in a sense — a place that is some holy integration between light and darkness.”

While the unique beauty of each heart tells a tender individual story, taken together the
large-scale piece inspires awe around our collective desire to heal and fly free. A total of
1500 people worked to make Unbound a reality: 500 psychiatric patients, 200 hospital
staff, and over 800 community volunteers. Unbound required 8 installations over 13
days and the team faced significant bureaucratic hurdles installing the complex large-
scale artwork in a strictly controlled locked state facility.

The National Organization of Arts in Health awarded Unbound first place for Arts for
Innovation in November 2022. The Director of California’s Department of State
Hospitals, Stephanie Clendenin claimed that Unbound was “one of the most inspiring
things ever to happen at our state hospitals” and awarded the project the Department’s
most prestigious Director’s Top Honor Award in June 2023. As to the impact on the
patients, rehabilitation therapist Evelyn Sanchez said, “They felt like they were not
forgotten, like they are not left out of society. They were part of something bigger than
they could ever imagine.”

While private tours have been available to view Unbound, very few from the public have
been able to enjoy the powerful immersive experience with its current installation at the
Napa State Hospital. In 2024, Unbound will be available for installation and
opportunities are being explored where it can bring its message of inclusion, hope, and
liberation. “It is our dearest wish that Unbound can find a permanent home at a site,
such as a hospital, a courthouse or a place where uplift and love are most needed,”
says Ferron.

Focusing on the radical inclusion of underserved groups, LOEA has developed a
scalable model fusing creative arts therapies, community art-making, social action, and
large-scale public art. LOEA’s signature platform features paper maché winged hearts,
which range in size from 6 inches to 15 feet wide. The impactful displays of the winged
hearts are designed to evoke awe and compassion and to motivate others to take action
to create a better world. This year LOEA has been working with creative arts therapists
and arts educators to develop two key programs: Heart Space, a 6-part school
workshop series developed in collaboration with the Graduate Department of Art
Therapy at Dominican University, and The Feather Journeys, a program designed to
include homebound individuals like veterans and their care partners) in the therapeutic
collective artmaking through online classes and art kits.

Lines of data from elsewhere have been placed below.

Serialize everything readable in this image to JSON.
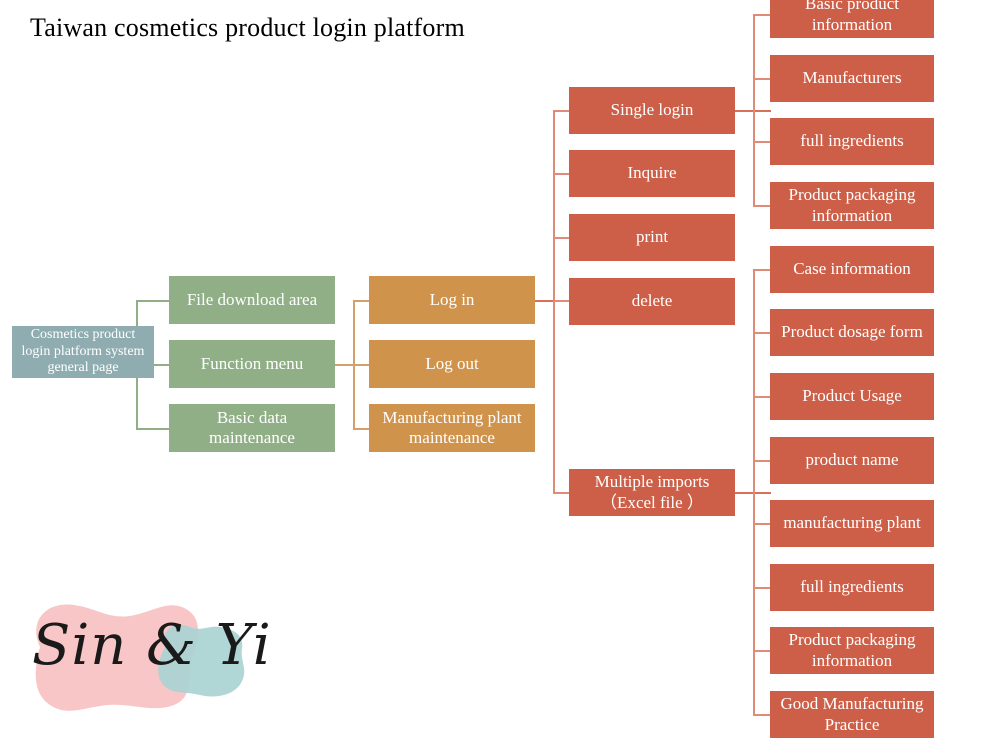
{
  "page": {
    "title": "Taiwan cosmetics product login platform",
    "background_color": "#ffffff"
  },
  "colors": {
    "root": "#8fadb0",
    "level1": "#90af87",
    "level2": "#d0934b",
    "level3": "#cd5f48",
    "connector_green": "#90af87",
    "connector_amber": "#d4a06a",
    "connector_red": "#e08a78",
    "text": "#ffffff",
    "title_text": "#000000",
    "logo_pink": "#f8c6c6",
    "logo_teal": "#a9d3d3"
  },
  "chart_data": {
    "type": "tree-diagram",
    "title": "Taiwan cosmetics product login platform",
    "root": "Cosmetics product  login platform system general page",
    "levels": [
      [
        "File download area",
        "Function menu",
        "Basic data maintenance"
      ],
      [
        "Log in",
        "Log out",
        "Manufacturing plant maintenance"
      ],
      [
        "Single login",
        "Inquire",
        "print",
        "delete",
        "Multiple imports （Excel file）"
      ],
      [
        "Basic product information",
        "Manufacturers",
        "full ingredients",
        "Product packaging information",
        "Case information",
        "Product dosage form",
        "Product Usage",
        "product name",
        "manufacturing plant",
        "full ingredients",
        "Product packaging information",
        "Good Manufacturing Practice"
      ]
    ],
    "edges": [
      {
        "from": "Cosmetics product  login platform system general page",
        "to": "File download area"
      },
      {
        "from": "Cosmetics product  login platform system general page",
        "to": "Function menu"
      },
      {
        "from": "Cosmetics product  login platform system general page",
        "to": "Basic data maintenance"
      },
      {
        "from": "Function menu",
        "to": "Log in"
      },
      {
        "from": "Function menu",
        "to": "Log out"
      },
      {
        "from": "Function menu",
        "to": "Manufacturing plant maintenance"
      },
      {
        "from": "Log in",
        "to": "Single login"
      },
      {
        "from": "Log in",
        "to": "Inquire"
      },
      {
        "from": "Log in",
        "to": "print"
      },
      {
        "from": "Log in",
        "to": "delete"
      },
      {
        "from": "Log in",
        "to": "Multiple imports （Excel file）"
      },
      {
        "from": "Single login",
        "to": "Basic product information"
      },
      {
        "from": "Single login",
        "to": "Manufacturers"
      },
      {
        "from": "Single login",
        "to": "full ingredients"
      },
      {
        "from": "Single login",
        "to": "Product packaging information"
      },
      {
        "from": "Multiple imports （Excel file）",
        "to": "Case information"
      },
      {
        "from": "Multiple imports （Excel file）",
        "to": "Product dosage form"
      },
      {
        "from": "Multiple imports （Excel file）",
        "to": "Product Usage"
      },
      {
        "from": "Multiple imports （Excel file）",
        "to": "product name"
      },
      {
        "from": "Multiple imports （Excel file）",
        "to": "manufacturing plant"
      },
      {
        "from": "Multiple imports （Excel file）",
        "to": "full ingredients"
      },
      {
        "from": "Multiple imports （Excel file）",
        "to": "Product packaging information"
      },
      {
        "from": "Multiple imports （Excel file）",
        "to": "Good Manufacturing Practice"
      }
    ]
  },
  "nodes": {
    "root": {
      "label": "Cosmetics product  login platform system general page"
    },
    "col1": [
      {
        "label": "File download area"
      },
      {
        "label": "Function menu"
      },
      {
        "label": "Basic data maintenance"
      }
    ],
    "col2": [
      {
        "label": "Log in"
      },
      {
        "label": "Log out"
      },
      {
        "label": "Manufacturing plant maintenance"
      }
    ],
    "col3": [
      {
        "label": "Single login"
      },
      {
        "label": "Inquire"
      },
      {
        "label": "print"
      },
      {
        "label": "delete"
      },
      {
        "label": "Multiple imports\n（Excel file）"
      }
    ],
    "col3_multi_line1": "Multiple imports",
    "col3_multi_line2": "（Excel file ）",
    "col4_top": [
      {
        "label": "Basic product information"
      },
      {
        "label": "Manufacturers"
      },
      {
        "label": "full ingredients"
      },
      {
        "label": "Product packaging information"
      }
    ],
    "col4_bottom": [
      {
        "label": "Case information"
      },
      {
        "label": "Product dosage form"
      },
      {
        "label": "Product Usage"
      },
      {
        "label": "product name"
      },
      {
        "label": "manufacturing plant"
      },
      {
        "label": "full ingredients"
      },
      {
        "label": "Product packaging information"
      },
      {
        "label": "Good Manufacturing Practice"
      }
    ]
  },
  "logo": {
    "text": "Sin & Yi"
  }
}
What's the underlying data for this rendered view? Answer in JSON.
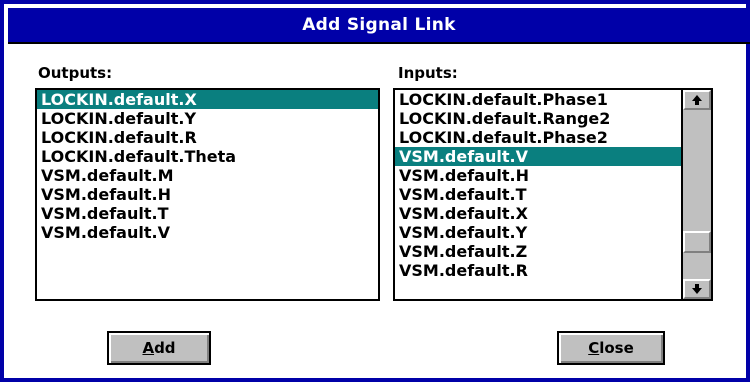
{
  "dialog": {
    "title": "Add Signal Link"
  },
  "outputs": {
    "label": "Outputs:",
    "items": [
      {
        "label": "LOCKIN.default.X",
        "selected": true
      },
      {
        "label": "LOCKIN.default.Y",
        "selected": false
      },
      {
        "label": "LOCKIN.default.R",
        "selected": false
      },
      {
        "label": "LOCKIN.default.Theta",
        "selected": false
      },
      {
        "label": "VSM.default.M",
        "selected": false
      },
      {
        "label": "VSM.default.H",
        "selected": false
      },
      {
        "label": "VSM.default.T",
        "selected": false
      },
      {
        "label": "VSM.default.V",
        "selected": false
      }
    ]
  },
  "inputs": {
    "label": "Inputs:",
    "items": [
      {
        "label": "LOCKIN.default.Phase1",
        "selected": false
      },
      {
        "label": "LOCKIN.default.Range2",
        "selected": false
      },
      {
        "label": "LOCKIN.default.Phase2",
        "selected": false
      },
      {
        "label": "VSM.default.V",
        "selected": true
      },
      {
        "label": "VSM.default.H",
        "selected": false
      },
      {
        "label": "VSM.default.T",
        "selected": false
      },
      {
        "label": "VSM.default.X",
        "selected": false
      },
      {
        "label": "VSM.default.Y",
        "selected": false
      },
      {
        "label": "VSM.default.Z",
        "selected": false
      },
      {
        "label": "VSM.default.R",
        "selected": false
      }
    ],
    "scroll_position": 0.82
  },
  "buttons": {
    "add": {
      "mnemonic": "A",
      "rest": "dd"
    },
    "close": {
      "mnemonic": "C",
      "rest": "lose"
    }
  },
  "colors": {
    "title_bar": "#0000a8",
    "selection": "#0a7f7f",
    "button_face": "#c0c0c0"
  }
}
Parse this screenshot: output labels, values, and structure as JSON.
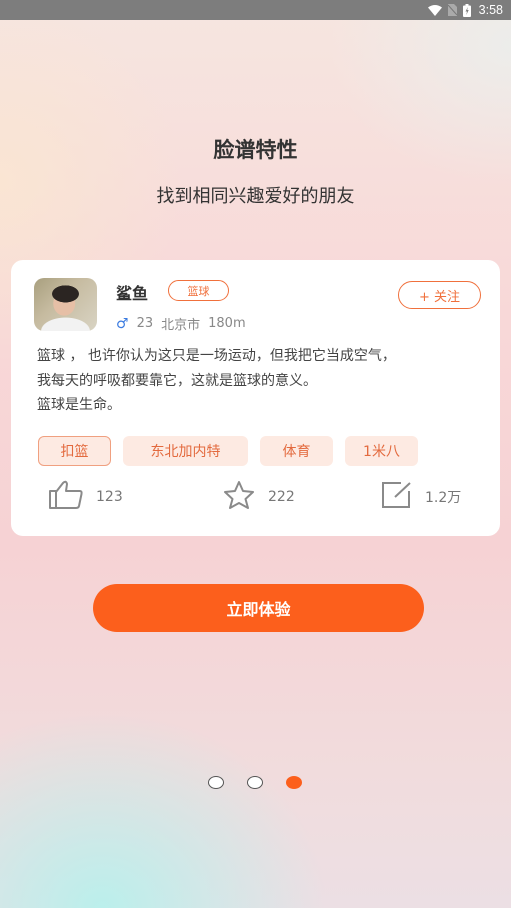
{
  "status_bar": {
    "icons": [
      "wifi-icon",
      "no-sim-icon",
      "battery-charging-icon"
    ],
    "time": "3:58"
  },
  "header": {
    "title": "脸谱特性",
    "subtitle": "找到相同兴趣爱好的朋友"
  },
  "card": {
    "username": "鲨鱼",
    "interest_badge": "篮球",
    "gender_symbol": "♂",
    "age": "23",
    "city": "北京市",
    "distance": "180m",
    "follow_label": "+ 关注",
    "description": [
      "篮球 ， 也许你认为这只是一场运动，但我把它当成空气，",
      "我每天的呼吸都要靠它，这就是篮球的意义。",
      "篮球是生命。"
    ],
    "tags": [
      {
        "label": "扣篮",
        "active": true
      },
      {
        "label": "东北加内特",
        "active": false
      },
      {
        "label": "体育",
        "active": false
      },
      {
        "label": "1米八",
        "active": false
      }
    ],
    "actions": {
      "likes": "123",
      "favorites": "222",
      "comments": "1.2万"
    }
  },
  "cta_label": "立即体验",
  "pager": {
    "total": 3,
    "active_index": 2
  },
  "colors": {
    "accent": "#fc5f1c",
    "tag_bg": "#fdeae2",
    "tag_text": "#e36a3e",
    "gender_male": "#3b7be0"
  }
}
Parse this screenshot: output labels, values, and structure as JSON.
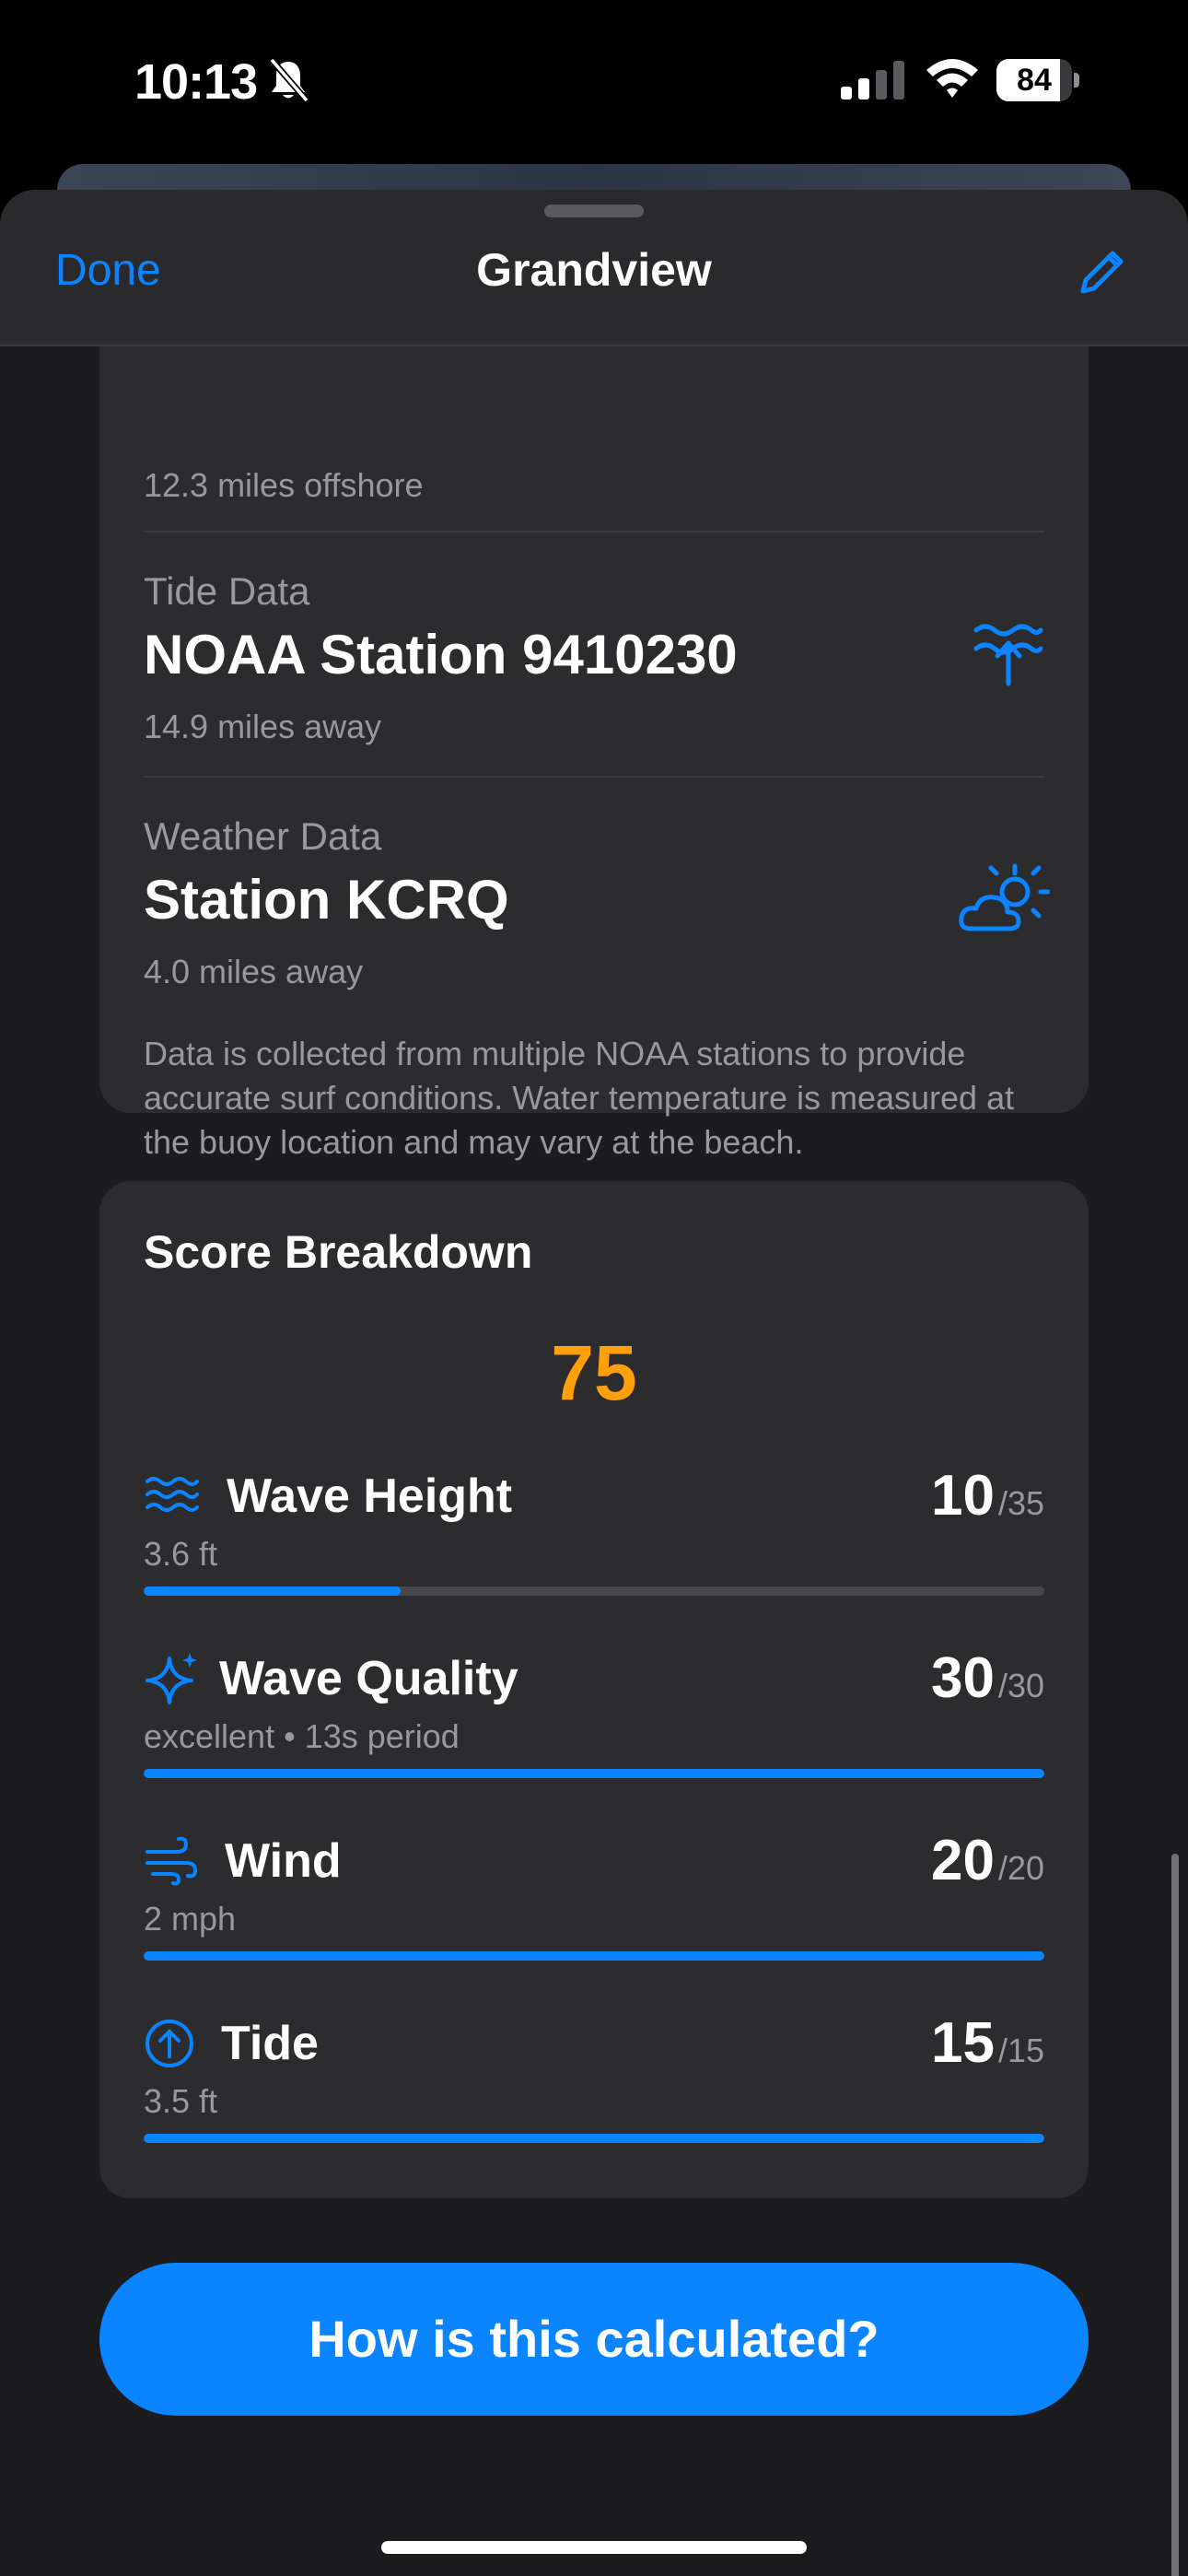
{
  "status_bar": {
    "time": "10:13",
    "battery_percent": 84,
    "battery_label": "84"
  },
  "nav": {
    "done_label": "Done",
    "title": "Grandview"
  },
  "sources": {
    "buoy_distance": "12.3 miles offshore",
    "tide": {
      "label": "Tide Data",
      "name": "NOAA Station 9410230",
      "distance": "14.9 miles away",
      "icon": "tide-water-icon"
    },
    "weather": {
      "label": "Weather Data",
      "name": "Station KCRQ",
      "distance": "4.0 miles away",
      "icon": "cloud-sun-icon"
    },
    "note": "Data is collected from multiple NOAA stations to provide accurate surf conditions. Water temperature is measured at the buoy location and may vary at the beach."
  },
  "score": {
    "title": "Score Breakdown",
    "total": "75",
    "total_color": "#ff9f0a",
    "factors": [
      {
        "name": "Wave Height",
        "detail": "3.6 ft",
        "points": "10",
        "max": "/35",
        "fraction": 0.2857,
        "icon": "waves-icon"
      },
      {
        "name": "Wave Quality",
        "detail": "excellent • 13s period",
        "points": "30",
        "max": "/30",
        "fraction": 1.0,
        "icon": "sparkle-icon"
      },
      {
        "name": "Wind",
        "detail": "2 mph",
        "points": "20",
        "max": "/20",
        "fraction": 1.0,
        "icon": "wind-icon"
      },
      {
        "name": "Tide",
        "detail": "3.5 ft",
        "points": "15",
        "max": "/15",
        "fraction": 1.0,
        "icon": "arrow-up-circle-icon"
      }
    ]
  },
  "cta_label": "How is this calculated?",
  "accent_color": "#0a84ff"
}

The Heart Space school workshops are designed to cultivate self-compassion and a
sense of belonging in a teen population that is struggling with widespread mental health
concerns. This spring LOEA worked with six schools across Sonoma County and aims
to begin work in youth centers in Northern California this fall.

The Feather Journeys online classes and art kits guide participants through mindfulness
and strength-based art therapy techniques to cultivate one’s sense of connection to self,
others, and the beauty in the world. LOEA is working with a coalition of administrators,
rehab therapists, and resident veteran artists, to bring the program to the largest
veteran’s home in America in Yountville, CA.

Life on Earth Art offers a truly unique art-based platform to heal divisions in self and
society through the collective making of large-scale public art. Ferron and the LOEA
team’s entire mission is framed around creating transformative art experiences that
connect people to their hearts and help shift our cultural paradigm from fear and division
to care and compassion.

Life on Earth Art welcomes exploring partnerships with organizations that want to be
part of its movement for loving change through the modality of art-making and public art
installations that inspire hope and mental well-being. For more information or to schedule a tour of Unbound, please contact:

Tracy Ferron

Founder and Board Chair, Life on Earth Art
(415) 755-7033

[email protected]